The first new social housing in the remote village of Rookhope for over 50 years has been completed, as part of a £30m project bringing affordable homes to County Durham.
A pair of two-bed bungalows in the heart of Rookhope have been officially handed over to County Durham Housing Group. The new homes are the first new social housing of any kind in the upper-Weardale community, which has a population of fewer than 300 people, since the post-war era.
The bungalows, on Boltsburn Crescent, are also the first of 300 new purpose-built affordable homes being constructed on 17 sites between now and 2020 by County Durham Housing Group.
County Durham Housing Group Chief Executive, Bill Fullen, said: “We hear lots of talk about the housing crisis in big cities, but affordable housing is just as much of an issue in a small rural village like Rookhope.
“These bungalows might seem like a drop in the ocean to some. But to the families who will be able to live in this village, they will mean everything.
“I can’t imagine the circumstances where a private investor would be able to deliver a project like this, which the community wanted and knew that there was demand for. But, this is exactly the type of project where County Durham Housing Group can come into its own.”
The bungalows feature high levels of insulation, the latest heating systems powered by solar panels, and double glazing. They are expected to bring big savings to tenants when compared with older homes in the village. Demand for modern bungalows in Rookhope is high as most properties date back to the area’s lead and ironstone mining heyday, well over 100 years ago.
County Durham Housing Group is one of the region’s largest providers of affordable housing. Alongside the new properties in Rookhope, the group’s £30m new-build programme is creating new homes in communities like Pity Me, Bowburn, Crook and Seaham. As well as traditional affordable rent, construction is delivering ‘Rent to Buy’ homes, which will help hard-working families take their first step on to the property ladder.
The programme is also expected to create around 100 new jobs and apprenticeships. Construction at Rookhope was undertaken by Bishop Auckland based contractor T. Manners & Sons, further supporting the Weardale economy.
Simon Manners, Joint MD at T Manners & Sons Ltd and the fifth generation of his family to run the 157 year-old business commented: “It has been a real pleasure to work with County Durham Housing Group and deliver affordable homes in Rookhope. Our craftspeople are all locals to the county and so it feels special to be involved in this much needed project. We are pleased to be continuing our relationship with the group, building more bungalows at West Auckland and hope to do more in the future.”

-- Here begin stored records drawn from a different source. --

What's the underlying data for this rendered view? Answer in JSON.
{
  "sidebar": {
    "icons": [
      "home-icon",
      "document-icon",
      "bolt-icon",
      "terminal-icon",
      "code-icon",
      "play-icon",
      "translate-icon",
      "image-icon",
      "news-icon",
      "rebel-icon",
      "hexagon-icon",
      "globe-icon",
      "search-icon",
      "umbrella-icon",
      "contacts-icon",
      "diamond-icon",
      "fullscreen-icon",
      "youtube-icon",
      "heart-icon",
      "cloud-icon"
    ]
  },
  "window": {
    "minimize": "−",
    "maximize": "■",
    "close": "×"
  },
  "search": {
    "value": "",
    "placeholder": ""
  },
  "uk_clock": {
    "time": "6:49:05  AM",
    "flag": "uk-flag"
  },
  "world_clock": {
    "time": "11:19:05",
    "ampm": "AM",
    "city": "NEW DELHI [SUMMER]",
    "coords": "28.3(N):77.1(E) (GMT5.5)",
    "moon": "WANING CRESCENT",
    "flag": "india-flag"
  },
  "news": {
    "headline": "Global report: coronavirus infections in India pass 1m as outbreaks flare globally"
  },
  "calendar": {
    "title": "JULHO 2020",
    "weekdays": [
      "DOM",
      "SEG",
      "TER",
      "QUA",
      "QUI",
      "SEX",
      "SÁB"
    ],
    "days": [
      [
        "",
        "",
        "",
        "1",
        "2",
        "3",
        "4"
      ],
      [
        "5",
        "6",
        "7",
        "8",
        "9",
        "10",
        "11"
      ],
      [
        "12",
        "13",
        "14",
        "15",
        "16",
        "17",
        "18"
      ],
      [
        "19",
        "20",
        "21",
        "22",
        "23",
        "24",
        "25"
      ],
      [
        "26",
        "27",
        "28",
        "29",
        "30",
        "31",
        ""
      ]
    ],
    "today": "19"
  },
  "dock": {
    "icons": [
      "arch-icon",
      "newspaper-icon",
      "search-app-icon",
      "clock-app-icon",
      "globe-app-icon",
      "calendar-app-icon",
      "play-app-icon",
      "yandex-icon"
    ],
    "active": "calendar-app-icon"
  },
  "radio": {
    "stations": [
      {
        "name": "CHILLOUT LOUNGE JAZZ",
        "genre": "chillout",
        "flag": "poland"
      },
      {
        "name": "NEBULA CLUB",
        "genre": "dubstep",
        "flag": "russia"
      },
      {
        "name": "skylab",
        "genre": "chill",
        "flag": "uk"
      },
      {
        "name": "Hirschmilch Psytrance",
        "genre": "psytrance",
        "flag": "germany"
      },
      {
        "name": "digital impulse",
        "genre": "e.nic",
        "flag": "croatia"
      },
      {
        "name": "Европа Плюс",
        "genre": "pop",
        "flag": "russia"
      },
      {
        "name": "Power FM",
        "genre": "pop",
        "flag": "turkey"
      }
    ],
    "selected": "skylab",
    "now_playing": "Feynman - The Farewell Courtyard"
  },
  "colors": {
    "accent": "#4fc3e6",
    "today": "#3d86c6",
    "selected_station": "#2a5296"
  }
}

Rookhope, which sits high in Weardale above Stanhope, was a busy centre for the buoyant lead and ironstone mining industries until the early 20th century. Once known as Boltsburn, the village expanded greatly to serve the industry; criss-crossed by railways and dominated by chimneys. Nowadays the peaceful village is perhaps best known for its position at the foot of the fearsome Bolts Law incline on the popular Coast to Coast cycle route from Cumbria to the north east.